Jason here in sparks nv reno so close the hell you can see sparks working on tt truck but been working on model t‘s all my life i sent you a private message
Hi and Thanks for the input, looks like there are some very nice local mentors for me to contact.
I read over the "moth ball to get started link". That will keep my busy for a while. I agree with the direction of fixing only what is broken or missing.
I removed the hood and yes there is still an engine inside and battery box (wood batteries wow). I could use a little help, when I tried jumper cables nothing would crank over.
(OK, not as funny as the first posting)
The next step, cooling system:
I figure it's simple and needed, out in the open and easy to do with minimal reading up.
I recall the radiator has several holeS. You see a water pump (without belt connection) making things worse. I've read lots of posts and think I'll go for removal of the pump and back to original setup and a new radiator. If not too many of you object to this course of action.
The pump notes "Rush pat pend" I'd give it to any of you that want it. I've seen some collection pictures on this site.
The radiator (with small holes ), is not original, a honeycomb (which does look cool but trouble to fix and deal with I read). I understand that Bergs is the good stuff to put in. The old radiator I'd give to any you you that want it, it's stamped with "E-2-34" and something like "SHE***AM". Lastly is the chicken wire covering original?
Radiator parts I'm planning to buy:
From Bergs- flat tube 4 row 8 fin/inch $825
From Lang's- hose set 39445 $9.50, clamps 6x 39455 $5.5, lower pipe brass 12" 3939BR $29.55, lower engine manifold connection 3015 $28.95, bolts 2x 3016 $.85, gasket 3018 $3018 $.35
More car background:
From the original Title (I'm holding as I type this). Production number 14,561,332 Issued to H.F. Lott 12.19.36 that would be my great grandpa Hyrum Franklin Lott (1/14/1889 to 12/15/1949). So, while it may have been his first car, he was not the first owner of the vehicle. The passenger side frame has the same number (good not stolen by grandpa). The engine above the water pump is different 14578683.
A new radiator saves you from a lot of potential troubles. You may get by with an original radiator - I've got one - but the chances are high they're a cause for never ending trouble. A good radiator repair man may be able to change the core for a little less than what a new costs, but it's hard to find a good repair shop nowadays when all the moderns has alu/plastic radiators..

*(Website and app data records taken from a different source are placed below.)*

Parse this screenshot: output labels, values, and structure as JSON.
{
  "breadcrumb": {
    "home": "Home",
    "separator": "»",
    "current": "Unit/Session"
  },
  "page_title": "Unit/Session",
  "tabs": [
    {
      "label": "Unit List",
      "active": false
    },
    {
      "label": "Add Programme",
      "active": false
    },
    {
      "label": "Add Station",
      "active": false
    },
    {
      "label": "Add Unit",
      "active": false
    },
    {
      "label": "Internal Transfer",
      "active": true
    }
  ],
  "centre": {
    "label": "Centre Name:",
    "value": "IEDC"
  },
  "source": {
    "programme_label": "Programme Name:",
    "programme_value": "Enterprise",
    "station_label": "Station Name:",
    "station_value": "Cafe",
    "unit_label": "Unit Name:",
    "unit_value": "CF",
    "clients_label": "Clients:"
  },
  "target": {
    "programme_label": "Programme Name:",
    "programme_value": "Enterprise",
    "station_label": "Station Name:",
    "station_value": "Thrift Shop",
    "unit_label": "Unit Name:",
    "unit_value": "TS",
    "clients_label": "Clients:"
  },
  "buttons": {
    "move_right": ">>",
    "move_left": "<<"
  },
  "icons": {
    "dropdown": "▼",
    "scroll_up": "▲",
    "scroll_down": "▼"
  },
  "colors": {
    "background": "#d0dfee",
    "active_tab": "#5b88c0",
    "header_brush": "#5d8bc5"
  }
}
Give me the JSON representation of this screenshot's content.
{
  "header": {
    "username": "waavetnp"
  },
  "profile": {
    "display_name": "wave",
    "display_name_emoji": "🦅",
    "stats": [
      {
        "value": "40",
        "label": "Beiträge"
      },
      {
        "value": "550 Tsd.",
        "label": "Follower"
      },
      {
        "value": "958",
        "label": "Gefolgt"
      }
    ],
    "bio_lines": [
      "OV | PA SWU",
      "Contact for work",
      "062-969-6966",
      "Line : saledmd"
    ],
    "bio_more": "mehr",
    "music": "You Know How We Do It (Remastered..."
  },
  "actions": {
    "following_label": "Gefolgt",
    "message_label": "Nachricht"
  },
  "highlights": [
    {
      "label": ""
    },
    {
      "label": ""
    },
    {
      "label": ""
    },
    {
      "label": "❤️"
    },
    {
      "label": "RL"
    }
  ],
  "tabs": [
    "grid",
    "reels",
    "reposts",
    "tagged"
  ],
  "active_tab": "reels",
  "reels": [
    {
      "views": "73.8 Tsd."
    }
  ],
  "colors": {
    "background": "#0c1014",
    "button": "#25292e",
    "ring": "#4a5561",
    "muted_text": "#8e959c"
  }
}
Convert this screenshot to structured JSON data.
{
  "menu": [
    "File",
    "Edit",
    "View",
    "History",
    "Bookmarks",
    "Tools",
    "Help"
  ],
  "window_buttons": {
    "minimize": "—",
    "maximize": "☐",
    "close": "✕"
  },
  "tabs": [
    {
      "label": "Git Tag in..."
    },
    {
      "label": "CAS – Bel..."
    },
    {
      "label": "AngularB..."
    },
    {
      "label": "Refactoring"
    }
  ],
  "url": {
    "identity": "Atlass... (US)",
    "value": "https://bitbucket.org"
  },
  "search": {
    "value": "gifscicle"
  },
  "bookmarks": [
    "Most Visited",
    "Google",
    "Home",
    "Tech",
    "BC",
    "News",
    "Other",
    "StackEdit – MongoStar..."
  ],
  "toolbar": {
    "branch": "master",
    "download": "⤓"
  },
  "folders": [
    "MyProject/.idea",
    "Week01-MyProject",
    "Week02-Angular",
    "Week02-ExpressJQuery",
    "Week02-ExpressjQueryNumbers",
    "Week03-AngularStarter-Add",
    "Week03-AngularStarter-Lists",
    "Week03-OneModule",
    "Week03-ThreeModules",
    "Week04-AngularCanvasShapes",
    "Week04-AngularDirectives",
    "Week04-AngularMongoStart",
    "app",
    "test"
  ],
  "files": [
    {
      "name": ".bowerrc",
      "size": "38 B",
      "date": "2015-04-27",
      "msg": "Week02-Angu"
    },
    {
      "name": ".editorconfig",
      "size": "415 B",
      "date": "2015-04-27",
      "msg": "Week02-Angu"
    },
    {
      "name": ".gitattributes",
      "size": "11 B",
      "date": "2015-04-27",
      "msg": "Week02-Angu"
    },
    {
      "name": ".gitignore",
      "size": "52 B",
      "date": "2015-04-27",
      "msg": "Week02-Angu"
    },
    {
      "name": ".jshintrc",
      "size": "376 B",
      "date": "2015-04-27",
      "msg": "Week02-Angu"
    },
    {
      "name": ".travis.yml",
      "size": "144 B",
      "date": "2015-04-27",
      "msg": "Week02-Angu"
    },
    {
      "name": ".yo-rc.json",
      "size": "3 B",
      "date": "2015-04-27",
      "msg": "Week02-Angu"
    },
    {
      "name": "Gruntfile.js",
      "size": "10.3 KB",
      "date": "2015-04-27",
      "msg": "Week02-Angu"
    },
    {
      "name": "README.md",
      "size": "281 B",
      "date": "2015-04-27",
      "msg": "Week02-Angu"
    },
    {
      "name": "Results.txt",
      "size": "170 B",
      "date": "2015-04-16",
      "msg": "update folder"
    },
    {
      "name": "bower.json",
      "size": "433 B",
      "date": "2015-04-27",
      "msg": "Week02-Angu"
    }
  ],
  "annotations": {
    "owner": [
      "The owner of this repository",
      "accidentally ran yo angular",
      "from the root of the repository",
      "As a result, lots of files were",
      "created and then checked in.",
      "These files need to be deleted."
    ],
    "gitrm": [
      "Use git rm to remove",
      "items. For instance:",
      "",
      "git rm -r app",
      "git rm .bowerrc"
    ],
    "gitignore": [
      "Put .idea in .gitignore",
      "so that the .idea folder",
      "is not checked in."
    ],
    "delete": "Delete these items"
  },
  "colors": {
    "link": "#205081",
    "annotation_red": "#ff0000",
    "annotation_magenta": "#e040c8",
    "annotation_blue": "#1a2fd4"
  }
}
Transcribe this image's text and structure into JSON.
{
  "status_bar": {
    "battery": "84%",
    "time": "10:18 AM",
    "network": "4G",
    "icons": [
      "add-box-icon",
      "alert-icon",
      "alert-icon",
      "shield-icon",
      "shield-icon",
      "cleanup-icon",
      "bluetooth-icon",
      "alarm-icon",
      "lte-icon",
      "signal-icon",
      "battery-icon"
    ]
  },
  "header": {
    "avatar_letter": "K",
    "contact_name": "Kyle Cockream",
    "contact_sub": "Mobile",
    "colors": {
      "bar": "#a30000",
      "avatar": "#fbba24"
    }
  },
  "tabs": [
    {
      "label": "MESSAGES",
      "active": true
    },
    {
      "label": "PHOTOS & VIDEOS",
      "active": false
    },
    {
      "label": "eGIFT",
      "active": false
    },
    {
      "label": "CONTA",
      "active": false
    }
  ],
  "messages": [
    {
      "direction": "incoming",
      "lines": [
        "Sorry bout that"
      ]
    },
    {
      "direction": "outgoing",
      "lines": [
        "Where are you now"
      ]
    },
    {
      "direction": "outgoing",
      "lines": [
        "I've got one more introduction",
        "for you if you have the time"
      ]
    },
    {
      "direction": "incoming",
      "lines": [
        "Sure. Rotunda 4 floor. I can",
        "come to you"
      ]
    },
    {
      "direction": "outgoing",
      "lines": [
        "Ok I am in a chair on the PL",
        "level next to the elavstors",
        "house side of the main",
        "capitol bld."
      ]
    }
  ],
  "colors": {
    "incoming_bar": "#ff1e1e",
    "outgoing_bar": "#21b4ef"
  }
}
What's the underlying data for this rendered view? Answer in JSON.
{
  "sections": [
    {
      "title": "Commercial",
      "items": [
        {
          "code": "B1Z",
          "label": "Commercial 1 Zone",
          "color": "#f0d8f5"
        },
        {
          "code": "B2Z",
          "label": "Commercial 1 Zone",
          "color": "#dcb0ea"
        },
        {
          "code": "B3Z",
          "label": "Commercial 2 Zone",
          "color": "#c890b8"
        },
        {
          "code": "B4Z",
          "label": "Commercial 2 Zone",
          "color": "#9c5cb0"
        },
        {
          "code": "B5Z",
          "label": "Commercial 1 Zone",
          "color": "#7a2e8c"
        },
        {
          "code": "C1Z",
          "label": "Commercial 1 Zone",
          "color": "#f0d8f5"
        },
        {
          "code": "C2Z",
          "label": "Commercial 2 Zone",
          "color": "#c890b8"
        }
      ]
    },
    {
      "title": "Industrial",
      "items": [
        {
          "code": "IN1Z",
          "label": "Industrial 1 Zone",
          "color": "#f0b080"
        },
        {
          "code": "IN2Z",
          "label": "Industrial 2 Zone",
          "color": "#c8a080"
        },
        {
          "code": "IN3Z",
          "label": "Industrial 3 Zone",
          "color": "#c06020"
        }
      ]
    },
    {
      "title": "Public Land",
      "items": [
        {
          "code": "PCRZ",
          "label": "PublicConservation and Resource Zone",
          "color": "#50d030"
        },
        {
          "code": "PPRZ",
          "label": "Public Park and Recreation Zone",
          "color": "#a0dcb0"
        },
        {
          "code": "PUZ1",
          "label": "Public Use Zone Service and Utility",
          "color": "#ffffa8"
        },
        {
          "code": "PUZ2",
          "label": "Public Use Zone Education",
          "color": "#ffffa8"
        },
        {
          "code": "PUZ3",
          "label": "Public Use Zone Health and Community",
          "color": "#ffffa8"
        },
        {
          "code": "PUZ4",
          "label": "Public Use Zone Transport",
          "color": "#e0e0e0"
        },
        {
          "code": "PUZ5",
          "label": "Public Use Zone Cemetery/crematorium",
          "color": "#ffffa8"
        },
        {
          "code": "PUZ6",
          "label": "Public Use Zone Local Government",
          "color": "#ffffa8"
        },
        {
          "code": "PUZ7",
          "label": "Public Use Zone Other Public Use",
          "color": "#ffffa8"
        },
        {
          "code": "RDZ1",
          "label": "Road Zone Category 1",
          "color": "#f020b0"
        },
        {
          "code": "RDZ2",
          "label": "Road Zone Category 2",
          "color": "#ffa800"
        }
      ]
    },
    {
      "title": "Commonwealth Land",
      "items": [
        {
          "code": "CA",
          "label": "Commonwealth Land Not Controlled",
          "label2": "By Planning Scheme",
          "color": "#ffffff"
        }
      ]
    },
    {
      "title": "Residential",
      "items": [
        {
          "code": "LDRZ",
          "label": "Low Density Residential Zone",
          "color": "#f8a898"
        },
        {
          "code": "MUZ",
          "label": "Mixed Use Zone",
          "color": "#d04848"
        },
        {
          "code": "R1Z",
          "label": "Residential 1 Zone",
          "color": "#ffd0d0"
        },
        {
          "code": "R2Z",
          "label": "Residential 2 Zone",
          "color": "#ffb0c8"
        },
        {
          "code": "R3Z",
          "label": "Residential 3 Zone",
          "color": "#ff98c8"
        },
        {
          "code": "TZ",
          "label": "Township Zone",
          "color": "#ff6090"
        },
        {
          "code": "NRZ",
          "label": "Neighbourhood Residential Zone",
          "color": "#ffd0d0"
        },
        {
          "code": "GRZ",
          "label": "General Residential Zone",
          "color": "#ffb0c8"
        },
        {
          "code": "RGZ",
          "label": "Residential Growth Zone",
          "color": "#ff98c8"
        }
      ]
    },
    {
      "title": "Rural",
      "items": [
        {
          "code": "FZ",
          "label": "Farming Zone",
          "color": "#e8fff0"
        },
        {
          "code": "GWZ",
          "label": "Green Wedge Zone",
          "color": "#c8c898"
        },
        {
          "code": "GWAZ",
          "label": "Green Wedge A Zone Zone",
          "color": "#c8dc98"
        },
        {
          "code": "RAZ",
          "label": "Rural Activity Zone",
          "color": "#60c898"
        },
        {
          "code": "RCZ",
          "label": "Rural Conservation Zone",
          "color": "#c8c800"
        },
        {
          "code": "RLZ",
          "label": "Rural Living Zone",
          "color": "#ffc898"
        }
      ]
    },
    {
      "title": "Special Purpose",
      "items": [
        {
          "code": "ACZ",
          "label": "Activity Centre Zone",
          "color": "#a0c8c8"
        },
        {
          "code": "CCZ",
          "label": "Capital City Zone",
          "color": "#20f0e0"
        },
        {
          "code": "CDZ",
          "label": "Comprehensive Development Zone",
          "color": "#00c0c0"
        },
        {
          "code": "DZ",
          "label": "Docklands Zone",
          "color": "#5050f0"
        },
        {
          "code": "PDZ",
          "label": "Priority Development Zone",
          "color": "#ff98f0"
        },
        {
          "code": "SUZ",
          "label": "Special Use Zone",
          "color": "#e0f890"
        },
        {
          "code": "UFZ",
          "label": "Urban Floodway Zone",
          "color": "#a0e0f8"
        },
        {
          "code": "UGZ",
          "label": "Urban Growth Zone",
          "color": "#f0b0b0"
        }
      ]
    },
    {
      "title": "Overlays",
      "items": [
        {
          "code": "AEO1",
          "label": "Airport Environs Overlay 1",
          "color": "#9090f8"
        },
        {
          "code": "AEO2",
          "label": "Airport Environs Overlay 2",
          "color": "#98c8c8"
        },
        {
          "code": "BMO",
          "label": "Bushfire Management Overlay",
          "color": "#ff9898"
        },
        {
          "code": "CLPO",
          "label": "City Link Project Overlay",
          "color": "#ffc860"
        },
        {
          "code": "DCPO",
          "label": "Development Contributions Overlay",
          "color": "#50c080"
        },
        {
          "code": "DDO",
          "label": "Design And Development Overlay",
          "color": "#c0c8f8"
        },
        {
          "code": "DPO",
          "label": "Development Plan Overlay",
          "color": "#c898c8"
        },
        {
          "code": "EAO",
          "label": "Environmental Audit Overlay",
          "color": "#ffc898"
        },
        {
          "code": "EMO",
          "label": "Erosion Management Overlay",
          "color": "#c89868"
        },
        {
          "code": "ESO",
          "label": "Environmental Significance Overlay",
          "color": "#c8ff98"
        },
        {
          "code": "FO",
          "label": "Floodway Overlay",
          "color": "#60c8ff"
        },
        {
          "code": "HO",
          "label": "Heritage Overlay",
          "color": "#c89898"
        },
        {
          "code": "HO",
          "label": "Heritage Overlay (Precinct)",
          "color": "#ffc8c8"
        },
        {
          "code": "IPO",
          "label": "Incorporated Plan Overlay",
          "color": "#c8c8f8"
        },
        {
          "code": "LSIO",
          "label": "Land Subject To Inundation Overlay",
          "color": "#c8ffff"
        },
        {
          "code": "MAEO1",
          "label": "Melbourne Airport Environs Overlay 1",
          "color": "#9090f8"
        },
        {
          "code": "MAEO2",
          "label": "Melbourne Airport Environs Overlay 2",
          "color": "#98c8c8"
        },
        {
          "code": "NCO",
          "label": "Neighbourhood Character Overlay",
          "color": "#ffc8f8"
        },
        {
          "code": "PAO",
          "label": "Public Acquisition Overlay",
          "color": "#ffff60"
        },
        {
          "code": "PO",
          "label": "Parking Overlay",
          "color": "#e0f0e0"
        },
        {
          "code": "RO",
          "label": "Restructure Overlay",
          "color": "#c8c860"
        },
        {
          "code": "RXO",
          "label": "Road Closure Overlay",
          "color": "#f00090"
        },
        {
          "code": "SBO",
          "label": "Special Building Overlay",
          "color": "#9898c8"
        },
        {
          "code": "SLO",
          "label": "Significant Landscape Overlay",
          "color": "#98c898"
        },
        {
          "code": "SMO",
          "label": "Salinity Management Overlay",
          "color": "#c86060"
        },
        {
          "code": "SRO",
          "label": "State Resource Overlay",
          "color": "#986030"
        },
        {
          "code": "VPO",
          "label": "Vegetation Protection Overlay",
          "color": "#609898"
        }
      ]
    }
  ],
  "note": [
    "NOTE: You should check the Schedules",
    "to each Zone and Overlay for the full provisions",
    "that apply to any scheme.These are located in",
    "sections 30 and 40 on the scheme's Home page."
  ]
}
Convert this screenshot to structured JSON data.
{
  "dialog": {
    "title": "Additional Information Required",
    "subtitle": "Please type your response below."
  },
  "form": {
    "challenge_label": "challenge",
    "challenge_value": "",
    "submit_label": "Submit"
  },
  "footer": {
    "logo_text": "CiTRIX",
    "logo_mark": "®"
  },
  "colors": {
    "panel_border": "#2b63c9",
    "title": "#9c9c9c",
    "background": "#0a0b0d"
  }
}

The frame/title number is a late november 1926 date. That's almost four months and 500,000 cars into 1927 production, so Ford would have called it a '27. A good sign it's a '27 is the headlamp mountings - it's directly to the cross bar between the fenders, while a '26 would have the headlamps mounted to the fenders. Most '26:s didn't have any cross bar.
The state may have titled it as a '26 if it was registered before the end of december '26.
The original engine may have developed a problem and was swapped to a very early december '26 engine, made only about a week from the original. No worries since matching numbers isn't as important for a Model T's value as it can be for other types of collector cars.
I suppose you have a vaporizer carb? Sometimes they were changed out since they can be hard to start and a bit harder to repair than the earlier NH.